**Given entries:**
....

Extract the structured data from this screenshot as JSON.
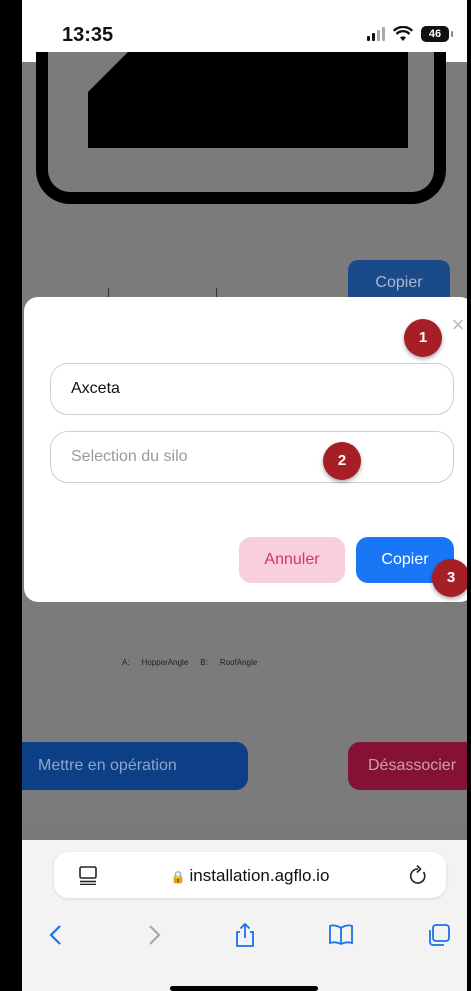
{
  "status_bar": {
    "time": "13:35",
    "battery": "46",
    "icons": [
      "signal-icon",
      "wifi-icon",
      "battery-icon"
    ]
  },
  "background": {
    "copy_label": "Copier",
    "diagram_legend": [
      "A:",
      "HopperAngle",
      "B:",
      "RoofAngle"
    ],
    "operate_label": "Mettre en opération",
    "dissociate_label": "Désassocier"
  },
  "modal": {
    "project_value": "Axceta",
    "silo_placeholder": "Selection du silo",
    "cancel_label": "Annuler",
    "copy_label": "Copier",
    "close_icon": "close-icon"
  },
  "markers": [
    "1",
    "2",
    "3"
  ],
  "browser": {
    "url": "installation.agflo.io",
    "icons": [
      "tabs-page-icon",
      "lock-icon",
      "reload-icon",
      "back-icon",
      "forward-icon",
      "share-icon",
      "bookmarks-icon",
      "tabs-icon"
    ]
  },
  "colors": {
    "primary": "#1976f5",
    "cancel_bg": "#f8d0dd",
    "cancel_text": "#d6336c",
    "marker": "#a71f26"
  }
}
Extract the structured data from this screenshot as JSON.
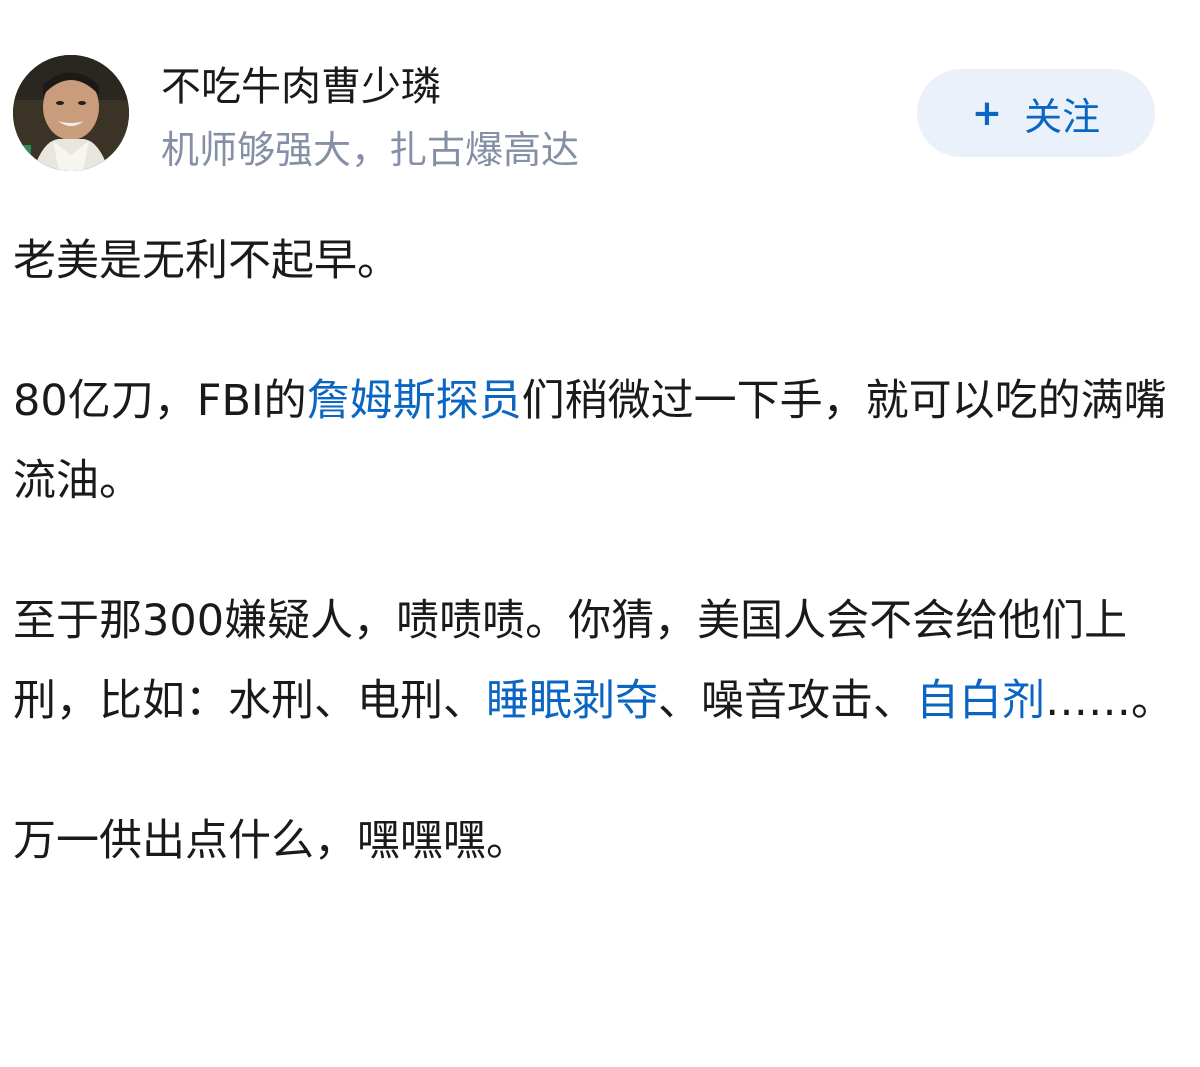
{
  "author": {
    "name": "不吃牛肉曹少璘",
    "bio": "机师够强大，扎古爆高达"
  },
  "follow_button": {
    "plus": "+",
    "label": "关注"
  },
  "colors": {
    "link": "#0a66c2",
    "follow_bg": "#ebf1fb",
    "bio_text": "#8590a6",
    "body_text": "#1a1a1a"
  },
  "answer": {
    "p1": "老美是无利不起早。",
    "p2": {
      "pre": "80亿刀，FBI的",
      "link1": "詹姆斯探员",
      "post": "们稍微过一下手，就可以吃的满嘴流油。"
    },
    "p3": {
      "seg1": "至于那300嫌疑人，啧啧啧。你猜，美国人会不会给他们上刑，比如：水刑、电刑、",
      "link1": "睡眠剥夺",
      "seg2": "、噪音攻击、",
      "link2": "自白剂",
      "seg3": "……。"
    },
    "p4": "万一供出点什么，嘿嘿嘿。"
  }
}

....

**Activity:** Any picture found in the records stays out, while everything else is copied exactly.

**Solved problem:**
Extract the structured data from this screenshot as JSON.
{
  "status_bar": {
    "time": "13:35",
    "battery": "46",
    "icons": [
      "signal-icon",
      "wifi-icon",
      "battery-icon"
    ]
  },
  "background": {
    "copy_label": "Copier",
    "diagram_legend": [
      "A:",
      "HopperAngle",
      "B:",
      "RoofAngle"
    ],
    "operate_label": "Mettre en opération",
    "dissociate_label": "Désassocier"
  },
  "modal": {
    "project_value": "Axceta",
    "silo_placeholder": "Selection du silo",
    "cancel_label": "Annuler",
    "copy_label": "Copier",
    "close_icon": "close-icon"
  },
  "markers": [
    "1",
    "2",
    "3"
  ],
  "browser": {
    "url": "installation.agflo.io",
    "icons": [
      "tabs-page-icon",
      "lock-icon",
      "reload-icon",
      "back-icon",
      "forward-icon",
      "share-icon",
      "bookmarks-icon",
      "tabs-icon"
    ]
  },
  "colors": {
    "primary": "#1976f5",
    "cancel_bg": "#f8d0dd",
    "cancel_text": "#d6336c",
    "marker": "#a71f26"
  }
}
Extract the structured data from this screenshot as JSON.
{
  "author": {
    "name": "不吃牛肉曹少璘",
    "bio": "机师够强大，扎古爆高达"
  },
  "follow_button": {
    "plus": "+",
    "label": "关注"
  },
  "colors": {
    "link": "#0a66c2",
    "follow_bg": "#ebf1fb",
    "bio_text": "#8590a6",
    "body_text": "#1a1a1a"
  },
  "answer": {
    "p1": "老美是无利不起早。",
    "p2": {
      "pre": "80亿刀，FBI的",
      "link1": "詹姆斯探员",
      "post": "们稍微过一下手，就可以吃的满嘴流油。"
    },
    "p3": {
      "seg1": "至于那300嫌疑人，啧啧啧。你猜，美国人会不会给他们上刑，比如：水刑、电刑、",
      "link1": "睡眠剥夺",
      "seg2": "、噪音攻击、",
      "link2": "自白剂",
      "seg3": "……。"
    },
    "p4": "万一供出点什么，嘿嘿嘿。"
  }
}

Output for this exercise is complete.